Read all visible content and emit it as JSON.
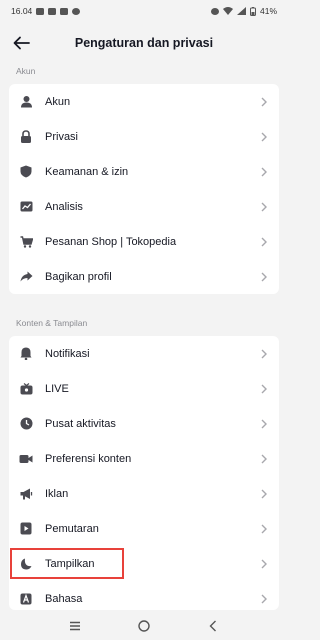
{
  "status": {
    "time": "16.04",
    "battery": "41%"
  },
  "header": {
    "title": "Pengaturan dan privasi"
  },
  "sections": [
    {
      "label": "Akun",
      "items": [
        {
          "label": "Akun",
          "icon": "person-icon"
        },
        {
          "label": "Privasi",
          "icon": "lock-icon"
        },
        {
          "label": "Keamanan & izin",
          "icon": "shield-icon"
        },
        {
          "label": "Analisis",
          "icon": "chart-icon"
        },
        {
          "label": "Pesanan Shop | Tokopedia",
          "icon": "cart-icon"
        },
        {
          "label": "Bagikan profil",
          "icon": "share-icon"
        }
      ]
    },
    {
      "label": "Konten & Tampilan",
      "items": [
        {
          "label": "Notifikasi",
          "icon": "bell-icon"
        },
        {
          "label": "LIVE",
          "icon": "live-icon"
        },
        {
          "label": "Pusat aktivitas",
          "icon": "clock-icon"
        },
        {
          "label": "Preferensi konten",
          "icon": "video-icon"
        },
        {
          "label": "Iklan",
          "icon": "megaphone-icon"
        },
        {
          "label": "Pemutaran",
          "icon": "play-icon"
        },
        {
          "label": "Tampilkan",
          "icon": "moon-icon"
        },
        {
          "label": "Bahasa",
          "icon": "language-icon"
        }
      ]
    }
  ],
  "colors": {
    "highlight": "#e8413a",
    "background": "#f3f3f3",
    "card": "#ffffff"
  }
}
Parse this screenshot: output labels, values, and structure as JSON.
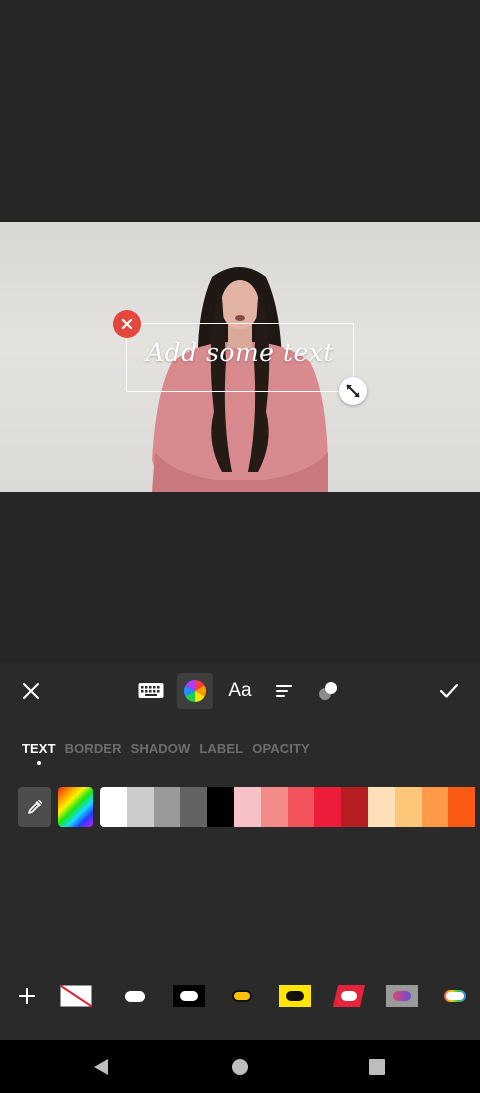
{
  "preview": {
    "overlay_text": "Add some text"
  },
  "toolbar": {
    "close_icon": "close-icon",
    "keyboard_icon": "keyboard-icon",
    "color_icon": "color-wheel-icon",
    "font_label": "Aa",
    "align_icon": "align-left-icon",
    "style_icon": "style-toggle-icon",
    "confirm_icon": "check-icon"
  },
  "tabs": [
    {
      "label": "TEXT",
      "active": true
    },
    {
      "label": "BORDER",
      "active": false
    },
    {
      "label": "SHADOW",
      "active": false
    },
    {
      "label": "LABEL",
      "active": false
    },
    {
      "label": "OPACITY",
      "active": false
    }
  ],
  "palette": {
    "picker_icon": "eyedropper-icon",
    "colors": [
      "#ffffff",
      "#cccccc",
      "#9a9a9a",
      "#636363",
      "#000000",
      "#f6c2c8",
      "#f28a87",
      "#f25259",
      "#ee1c3b",
      "#b71e22",
      "#fde0b8",
      "#fdc779",
      "#fc9a47",
      "#fb5a14"
    ]
  },
  "label_styles": {
    "add_icon": "plus-icon",
    "items": [
      "none",
      "white-pill",
      "black-box-white-pill",
      "yellow-pill",
      "yellow-box",
      "red-parallelogram",
      "gray-gradient-box",
      "rainbow-pill"
    ]
  },
  "navbar": {
    "back_icon": "back-triangle-icon",
    "home_icon": "home-circle-icon",
    "recents_icon": "recents-square-icon"
  }
}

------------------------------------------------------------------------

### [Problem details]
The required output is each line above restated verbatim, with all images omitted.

### [Task answer]
Read all visible content and emit it as JSON.
{
  "status": {
    "time": "16.04",
    "battery": "41%"
  },
  "header": {
    "title": "Pengaturan dan privasi"
  },
  "sections": [
    {
      "label": "Akun",
      "items": [
        {
          "label": "Akun",
          "icon": "person-icon"
        },
        {
          "label": "Privasi",
          "icon": "lock-icon"
        },
        {
          "label": "Keamanan & izin",
          "icon": "shield-icon"
        },
        {
          "label": "Analisis",
          "icon": "chart-icon"
        },
        {
          "label": "Pesanan Shop | Tokopedia",
          "icon": "cart-icon"
        },
        {
          "label": "Bagikan profil",
          "icon": "share-icon"
        }
      ]
    },
    {
      "label": "Konten & Tampilan",
      "items": [
        {
          "label": "Notifikasi",
          "icon": "bell-icon"
        },
        {
          "label": "LIVE",
          "icon": "live-icon"
        },
        {
          "label": "Pusat aktivitas",
          "icon": "clock-icon"
        },
        {
          "label": "Preferensi konten",
          "icon": "video-icon"
        },
        {
          "label": "Iklan",
          "icon": "megaphone-icon"
        },
        {
          "label": "Pemutaran",
          "icon": "play-icon"
        },
        {
          "label": "Tampilkan",
          "icon": "moon-icon"
        },
        {
          "label": "Bahasa",
          "icon": "language-icon"
        }
      ]
    }
  ],
  "colors": {
    "highlight": "#e8413a",
    "background": "#f3f3f3",
    "card": "#ffffff"
  }
}
Parse this screenshot: output labels, values, and structure as JSON.
{
  "preview": {
    "overlay_text": "Add some text"
  },
  "toolbar": {
    "close_icon": "close-icon",
    "keyboard_icon": "keyboard-icon",
    "color_icon": "color-wheel-icon",
    "font_label": "Aa",
    "align_icon": "align-left-icon",
    "style_icon": "style-toggle-icon",
    "confirm_icon": "check-icon"
  },
  "tabs": [
    {
      "label": "TEXT",
      "active": true
    },
    {
      "label": "BORDER",
      "active": false
    },
    {
      "label": "SHADOW",
      "active": false
    },
    {
      "label": "LABEL",
      "active": false
    },
    {
      "label": "OPACITY",
      "active": false
    }
  ],
  "palette": {
    "picker_icon": "eyedropper-icon",
    "colors": [
      "#ffffff",
      "#cccccc",
      "#9a9a9a",
      "#636363",
      "#000000",
      "#f6c2c8",
      "#f28a87",
      "#f25259",
      "#ee1c3b",
      "#b71e22",
      "#fde0b8",
      "#fdc779",
      "#fc9a47",
      "#fb5a14"
    ]
  },
  "label_styles": {
    "add_icon": "plus-icon",
    "items": [
      "none",
      "white-pill",
      "black-box-white-pill",
      "yellow-pill",
      "yellow-box",
      "red-parallelogram",
      "gray-gradient-box",
      "rainbow-pill"
    ]
  },
  "navbar": {
    "back_icon": "back-triangle-icon",
    "home_icon": "home-circle-icon",
    "recents_icon": "recents-square-icon"
  }
}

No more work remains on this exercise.